__DATA SECTION__.
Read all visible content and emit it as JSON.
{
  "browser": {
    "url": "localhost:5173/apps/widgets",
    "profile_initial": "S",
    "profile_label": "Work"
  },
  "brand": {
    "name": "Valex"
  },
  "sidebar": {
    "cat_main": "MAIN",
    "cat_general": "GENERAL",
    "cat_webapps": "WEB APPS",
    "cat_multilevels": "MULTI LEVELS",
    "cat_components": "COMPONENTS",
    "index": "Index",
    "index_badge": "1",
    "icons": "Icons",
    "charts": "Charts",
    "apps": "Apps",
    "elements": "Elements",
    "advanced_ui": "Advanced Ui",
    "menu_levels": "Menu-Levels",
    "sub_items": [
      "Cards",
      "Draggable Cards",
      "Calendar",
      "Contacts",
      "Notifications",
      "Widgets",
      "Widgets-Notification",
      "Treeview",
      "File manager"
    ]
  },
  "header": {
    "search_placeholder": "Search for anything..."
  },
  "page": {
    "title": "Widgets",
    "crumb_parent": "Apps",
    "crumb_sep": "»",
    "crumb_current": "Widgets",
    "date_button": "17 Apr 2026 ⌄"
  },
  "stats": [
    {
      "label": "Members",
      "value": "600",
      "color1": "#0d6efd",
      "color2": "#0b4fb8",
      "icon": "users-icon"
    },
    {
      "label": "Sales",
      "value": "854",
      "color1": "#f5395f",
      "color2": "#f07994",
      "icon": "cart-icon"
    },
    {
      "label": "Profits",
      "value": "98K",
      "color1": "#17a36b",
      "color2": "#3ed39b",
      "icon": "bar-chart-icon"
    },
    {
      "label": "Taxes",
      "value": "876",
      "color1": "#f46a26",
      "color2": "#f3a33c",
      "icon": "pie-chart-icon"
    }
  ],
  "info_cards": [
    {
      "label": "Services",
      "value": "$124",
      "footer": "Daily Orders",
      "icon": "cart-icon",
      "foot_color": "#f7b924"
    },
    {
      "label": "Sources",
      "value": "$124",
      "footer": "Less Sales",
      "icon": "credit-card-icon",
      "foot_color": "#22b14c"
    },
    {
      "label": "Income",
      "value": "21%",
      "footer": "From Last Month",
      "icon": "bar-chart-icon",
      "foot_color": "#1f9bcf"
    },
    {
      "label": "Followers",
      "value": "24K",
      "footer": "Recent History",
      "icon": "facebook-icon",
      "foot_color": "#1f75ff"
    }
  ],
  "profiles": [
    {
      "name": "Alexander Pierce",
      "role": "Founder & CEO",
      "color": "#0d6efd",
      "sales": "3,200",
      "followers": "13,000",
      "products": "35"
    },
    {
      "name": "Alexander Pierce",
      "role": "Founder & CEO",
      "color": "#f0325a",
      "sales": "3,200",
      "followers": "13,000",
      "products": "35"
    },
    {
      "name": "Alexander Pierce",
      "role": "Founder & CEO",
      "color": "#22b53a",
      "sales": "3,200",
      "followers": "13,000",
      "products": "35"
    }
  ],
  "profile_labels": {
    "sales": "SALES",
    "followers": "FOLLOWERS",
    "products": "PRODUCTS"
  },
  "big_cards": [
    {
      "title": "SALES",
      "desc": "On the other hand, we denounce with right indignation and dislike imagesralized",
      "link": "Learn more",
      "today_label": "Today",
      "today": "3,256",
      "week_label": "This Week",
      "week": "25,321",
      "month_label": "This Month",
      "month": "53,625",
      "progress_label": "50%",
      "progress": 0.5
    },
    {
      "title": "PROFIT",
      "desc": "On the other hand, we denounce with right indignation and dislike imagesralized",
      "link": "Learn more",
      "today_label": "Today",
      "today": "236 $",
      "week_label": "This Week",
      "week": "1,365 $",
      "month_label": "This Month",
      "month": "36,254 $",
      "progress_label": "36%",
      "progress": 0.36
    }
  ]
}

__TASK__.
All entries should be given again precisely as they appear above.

__YOUR SOLUTION__.
Read all visible content and emit it as JSON.
{
  "browser": {
    "url": "localhost:5173/apps/widgets",
    "profile_initial": "S",
    "profile_label": "Work"
  },
  "brand": {
    "name": "Valex"
  },
  "sidebar": {
    "cat_main": "MAIN",
    "cat_general": "GENERAL",
    "cat_webapps": "WEB APPS",
    "cat_multilevels": "MULTI LEVELS",
    "cat_components": "COMPONENTS",
    "index": "Index",
    "index_badge": "1",
    "icons": "Icons",
    "charts": "Charts",
    "apps": "Apps",
    "elements": "Elements",
    "advanced_ui": "Advanced Ui",
    "menu_levels": "Menu-Levels",
    "sub_items": [
      "Cards",
      "Draggable Cards",
      "Calendar",
      "Contacts",
      "Notifications",
      "Widgets",
      "Widgets-Notification",
      "Treeview",
      "File manager"
    ]
  },
  "header": {
    "search_placeholder": "Search for anything..."
  },
  "page": {
    "title": "Widgets",
    "crumb_parent": "Apps",
    "crumb_sep": "»",
    "crumb_current": "Widgets",
    "date_button": "17 Apr 2026 ⌄"
  },
  "stats": [
    {
      "label": "Members",
      "value": "600",
      "color1": "#0d6efd",
      "color2": "#0b4fb8",
      "icon": "users-icon"
    },
    {
      "label": "Sales",
      "value": "854",
      "color1": "#f5395f",
      "color2": "#f07994",
      "icon": "cart-icon"
    },
    {
      "label": "Profits",
      "value": "98K",
      "color1": "#17a36b",
      "color2": "#3ed39b",
      "icon": "bar-chart-icon"
    },
    {
      "label": "Taxes",
      "value": "876",
      "color1": "#f46a26",
      "color2": "#f3a33c",
      "icon": "pie-chart-icon"
    }
  ],
  "info_cards": [
    {
      "label": "Services",
      "value": "$124",
      "footer": "Daily Orders",
      "icon": "cart-icon",
      "foot_color": "#f7b924"
    },
    {
      "label": "Sources",
      "value": "$124",
      "footer": "Less Sales",
      "icon": "credit-card-icon",
      "foot_color": "#22b14c"
    },
    {
      "label": "Income",
      "value": "21%",
      "footer": "From Last Month",
      "icon": "bar-chart-icon",
      "foot_color": "#1f9bcf"
    },
    {
      "label": "Followers",
      "value": "24K",
      "footer": "Recent History",
      "icon": "facebook-icon",
      "foot_color": "#1f75ff"
    }
  ],
  "profiles": [
    {
      "name": "Alexander Pierce",
      "role": "Founder & CEO",
      "color": "#0d6efd",
      "sales": "3,200",
      "followers": "13,000",
      "products": "35"
    },
    {
      "name": "Alexander Pierce",
      "role": "Founder & CEO",
      "color": "#f0325a",
      "sales": "3,200",
      "followers": "13,000",
      "products": "35"
    },
    {
      "name": "Alexander Pierce",
      "role": "Founder & CEO",
      "color": "#22b53a",
      "sales": "3,200",
      "followers": "13,000",
      "products": "35"
    }
  ],
  "profile_labels": {
    "sales": "SALES",
    "followers": "FOLLOWERS",
    "products": "PRODUCTS"
  },
  "big_cards": [
    {
      "title": "SALES",
      "desc": "On the other hand, we denounce with right indignation and dislike imagesralized",
      "link": "Learn more",
      "today_label": "Today",
      "today": "3,256",
      "week_label": "This Week",
      "week": "25,321",
      "month_label": "This Month",
      "month": "53,625",
      "progress_label": "50%",
      "progress": 0.5
    },
    {
      "title": "PROFIT",
      "desc": "On the other hand, we denounce with right indignation and dislike imagesralized",
      "link": "Learn more",
      "today_label": "Today",
      "today": "236 $",
      "week_label": "This Week",
      "week": "1,365 $",
      "month_label": "This Month",
      "month": "36,254 $",
      "progress_label": "36%",
      "progress": 0.36
    }
  ]
}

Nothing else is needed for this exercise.